💆♀️ If this year is just rubbing you the wrong way, wouldn’t it be nice to have a pro rub you all the right ways? Should you get a massage? Let’s talk about the risk-benefit scenario first. Or is a five-star spa treatment right at your fingertips? Uncork the tension by treating yourself to a self-massage. You can do it. Master “micro-movements” with these five techniques from a massage therapist.
🦅 Doug Pederson said he was “not prepared” to announce the Eagles’ starting quarterback against the Saints. Here’s what could happen by tomorrow.
🍺 Philly’s newest cidery, Young American Hard Cider, opens in Germantown for people who want to sit on the fire pit-heated patio for homemade hand pies and dry ciders.
🏫 This month, a newly formed New York-based group is planning to begin work building apartments at a site once eyed by an electrical workers’ union charter school. The new owners paid $3.8 million for this property.
🥡 Nearly half of Pennsylvania restaurants believe they’ll be out of business by next summer if they don’t get more help, a recent survey says.
“Santa isn’t transactional in my house. We listen and act with kindness because we are part of a community, not because Santa won’t bring gifts if we have a bad day. Telling my kid that there’s a pixie nanny cam that transmits directly to the North Pole feels too 1984. I prefer to wait a few more years and then explain that it’s actually Google that monitors all of our behavior.” — Fishtown mother Courtney writes that it’s time to stop putting Elf on the Shelf on any shelf, or anywhere in your home.
Drexel University associate professor Jordan M. Hyatt writes that if we’re going to stop community spread of COVID-19, we have to vaccinate the incarcerated first.
We turned to two experts to debate the question of whether President-elect Joe Biden should cancel student loan debt. A policy analyst writes that forcing strangers to wipe away the financial burdens of others is wrong. A University of Pennsylvania scholar writes that student loans should be forgiven because it’s a racial justice issue.
What we’re reading

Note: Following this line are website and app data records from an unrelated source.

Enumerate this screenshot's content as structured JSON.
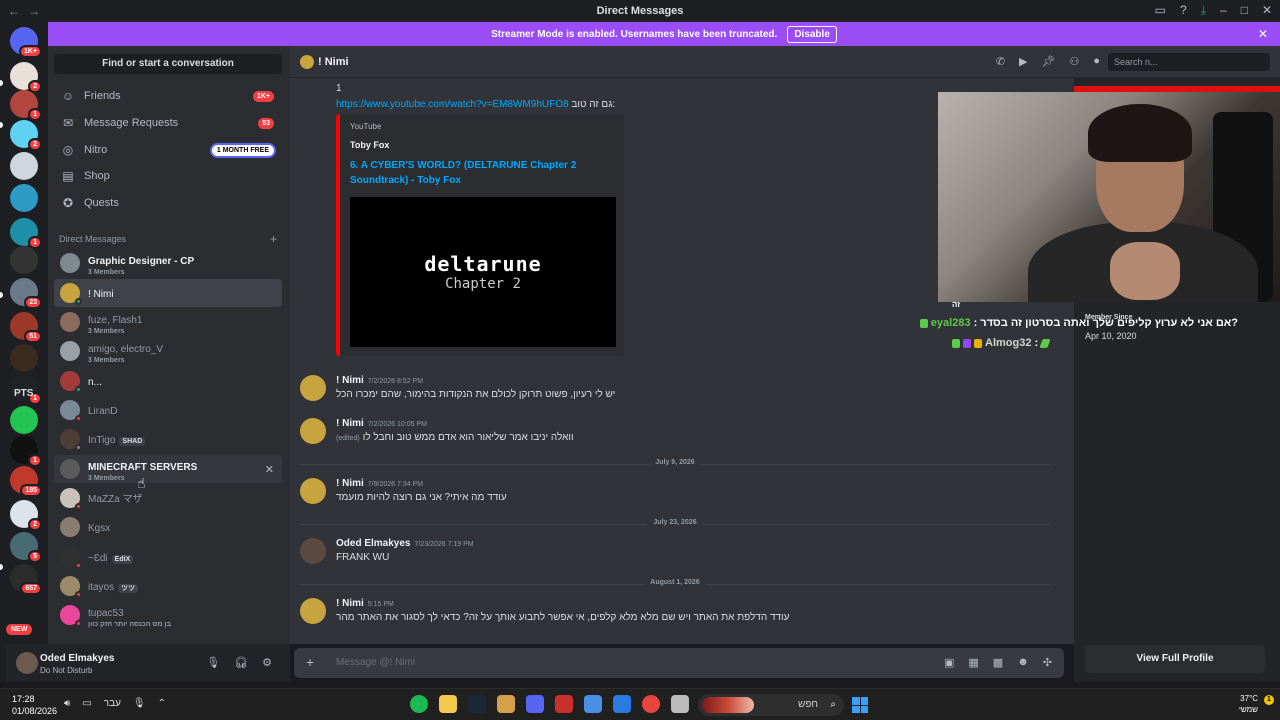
{
  "titlebar": {
    "title": "Direct Messages"
  },
  "banner": {
    "text": "Streamer Mode is enabled. Usernames have been truncated.",
    "button": "Disable"
  },
  "rail": {
    "servers": [
      {
        "badge": "1K+",
        "color": "#5865f2"
      },
      {
        "badge": "2",
        "color": "#e7e1da"
      },
      {
        "badge": "1",
        "color": "#b3473f"
      },
      {
        "badge": "2",
        "color": "#5fd2f3"
      },
      {
        "badge": "",
        "color": "#cfd6de"
      },
      {
        "badge": "",
        "color": "#2e9bc6"
      },
      {
        "badge": "1",
        "color": "#1f8fa8"
      },
      {
        "badge": "",
        "color": "#333"
      },
      {
        "badge": "23",
        "color": "#6a7a8a"
      },
      {
        "badge": "51",
        "color": "#9c3a2a"
      },
      {
        "badge": "",
        "color": "#3b2a1e"
      },
      {
        "badge": "1",
        "color": "#202225"
      },
      {
        "badge": "",
        "color": "#23c552"
      },
      {
        "badge": "1",
        "color": "#111"
      },
      {
        "badge": "185",
        "color": "#c0392b"
      },
      {
        "badge": "2",
        "color": "#dde3ea"
      },
      {
        "badge": "5",
        "color": "#486a73"
      },
      {
        "badge": "657",
        "color": "#2c2c2c"
      }
    ],
    "pts_label": "PTS",
    "new_label": "NEW"
  },
  "sidebar": {
    "find": "Find or start a conversation",
    "nav": [
      {
        "label": "Friends",
        "count": "1K+"
      },
      {
        "label": "Message Requests",
        "count": "53"
      },
      {
        "label": "Nitro",
        "promo": "1 MONTH FREE"
      },
      {
        "label": "Shop"
      },
      {
        "label": "Quests"
      }
    ],
    "dm_header": "Direct Messages",
    "dms": [
      {
        "name": "Graphic Designer - CP",
        "sub": "3 Members"
      },
      {
        "name": "! Nimi"
      },
      {
        "name": "fuze, Flash1",
        "sub": "3 Members"
      },
      {
        "name": "amigo, electro_V",
        "sub": "3 Members"
      },
      {
        "name": "n..."
      },
      {
        "name": "LiranD"
      },
      {
        "name": "InTigo",
        "tag": "SHAD"
      },
      {
        "name": "MINECRAFT SERVERS",
        "sub": "3 Members"
      },
      {
        "name": "MaZZa マザ"
      },
      {
        "name": "Kgsx"
      },
      {
        "name": "~Ɛdi",
        "tag": "EdiX"
      },
      {
        "name": "itayos",
        "tag": "ツツ"
      },
      {
        "name": "tupac53",
        "sub": "בן מס הכנסה יותר חזק כוון"
      }
    ]
  },
  "user": {
    "name": "Oded Elmakyes",
    "status": "Do Not Disturb"
  },
  "chat": {
    "channel": "! Nimi",
    "search_placeholder": "Search n...",
    "top_line": "1",
    "link_text": "גם זה טוב:",
    "link_url": "https://www.youtube.com/watch?v=EM8WM9hUFO8",
    "embed": {
      "provider": "YouTube",
      "author": "Toby Fox",
      "title": "6. A CYBER'S WORLD? (DELTARUNE Chapter 2 Soundtrack) - Toby Fox",
      "logo": "deltarune",
      "chapter": "Chapter 2"
    },
    "messages": [
      {
        "author": "! Nimi",
        "time": "7/2/2026 8:52 PM",
        "text": "יש לי רעיון, פשוט תרוקן לכולם את הנקודות בהימור, שהם ימכרו הכל"
      },
      {
        "author": "! Nimi",
        "time": "7/2/2026 10:05 PM",
        "text": "וואלה יניבו אמר שליאור הוא אדם ממש טוב וחבל לו",
        "edited": "(edited)"
      },
      {
        "author": "! Nimi",
        "time": "7/9/2026 7:34 PM",
        "text": "עודד מה איתי? אני גם רוצה להיות מועמד"
      },
      {
        "author": "Oded Elmakyes",
        "time": "7/23/2026 7:19 PM",
        "text": "FRANK WU"
      },
      {
        "author": "! Nimi",
        "time": "5:15 PM",
        "text": "עודד הדלפת את האתר ויש שם מלא מלא קלפים, אי אפשר לתבוע אותך על זה? כדאי לך לסגור את האתר מהר"
      }
    ],
    "dividers": [
      "July 9, 2026",
      "July 23, 2026",
      "August 1, 2026"
    ],
    "composer_placeholder": "Message @! Nimi"
  },
  "profile": {
    "member_since_label": "Member Since",
    "member_since": "Apr 10, 2020",
    "full_button": "View Full Profile"
  },
  "overlay_chat": {
    "line0": "זה",
    "line1_user": "eyal283",
    "line1_text": ": אם אני לא ערוץ קליפים שלך ואתה בסרטון זה בסדר?",
    "line2_user": "Almog32",
    "line2_text": ":"
  },
  "taskbar": {
    "time": "17:28",
    "date": "01/08/2026",
    "lang": "עבר",
    "search": "חפש",
    "temp": "37°C",
    "weather": "שמשי",
    "notif": "1"
  }
}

Philly Mag interviewed weathercasting icon Glenn “Hurricane” Schwartz about finally doing away with the long-range winter forecasts he’s been doing since 1997. And it’s for two reasons.
Think you’re so good at Philly’s holiday traditions? Billy Penn’s quiz will put you to the test.
Personal growth is all the rage. Counterpoint: VICE asks what if you stopped trying to be the best version of yourself?
Your Daily Dose of | Lunch
Here is Step Up to the Plate, a program helping with food insecurity and keeping kitchen staff busy at work during the pandemic. The organization is as prepared as any of us can be for this unprecedented moment. It’s feeding lunch to those battling food insecurity in different locations throughout the city. Think El Merkury pupusas, Thai Jai Dee pad thai, PaperMill banh mis, Tamalex tortas, and CityView pizza. The group has provided about 400,000 meals in eight months.